Best feeling ever! I kept saying, “Thank you Lord! Thank goodness she’s out! I feel so much better!” and various other proclamations. 


Her poor face was pretty blue (due to it being compressed for that short time) and she was a tad floppy, so I didn’t grab her up from Beka, who had caught her. They held her body in the water with her head out and worked on getting her breathing… the cord pulsed and gave her oxygen and her heart rate was great and strong! They stimulated her, gave her little puffs of air and cleared her airways in a very gentle and yet systematic manner. They were fantastic and so professional! I never felt remotely worried. We were just all waiting for her to join us. I kept rubbing her feet and and legs that were on my body. What a precious moment to observe... a margin of time between the womb and the world.

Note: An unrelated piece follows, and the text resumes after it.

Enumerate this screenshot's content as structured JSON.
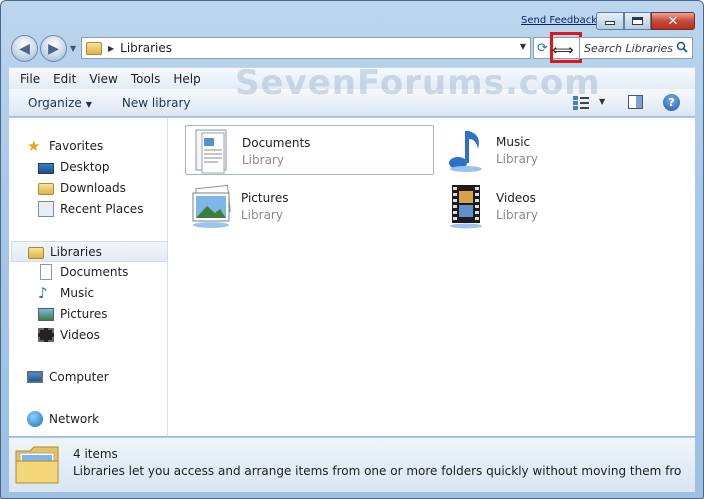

Soon she pinked up and gave a really little cry. It was all very calm and unhurried and a beautiful serene moment to follow all the craziness I had felt as she came out. Sacred really.
After birth pains stink!
Feeling much better.

She was born at 11:14 pm, after about 5 hours of active labor, start to finish. We named her Whitley Cate (both family names of meaning to us) and she weighed in at 8 lbs. 12 oz and was 20 inches… my biggest baby yet by a few ounces.  I was stunned she was so big! She looked so tiny to me.

Seriously. Smiles!
Still all balled up ... that is how she fit.
We moved to the bed and finished up the process, while resting and recovering. Getting in one's own bed is glorious, even though I felt like a limp noodle for a few hours and I did my typical leg shaking routine. I had a shot of pitocin to ward off any extra blood loss and delivered a fairly massive placenta (that's what was making me so big!!!)

Someone made me a meal; ice cold milk, peanut butter toast and some fruit. It is always the best tasting food... I remember the meal I ate after each child! SO good. Whitley also had her first meal. She took to it right away and was alert until daddy took her to the other room while I got patched up. They both fell asleep for a while.

After about 4 hours our amazing midwives left for the night. They called the next day and visited again the following day and then again at 5 days postpartum. I love how they "mother" and care for us both in those moments and days that follow.

Then we promptly went to sleep. I don't know who slept best, but I think it was probably Tim and Whitley.

We were very thankful for a safe and sweet birth!
Thankful for skilled and caring midwives who make hard things seem much more possible.
Thankful for a husband who never leaves my side and will walk through the rough stuff.
Thankful for the beautiful gift of a new daughter!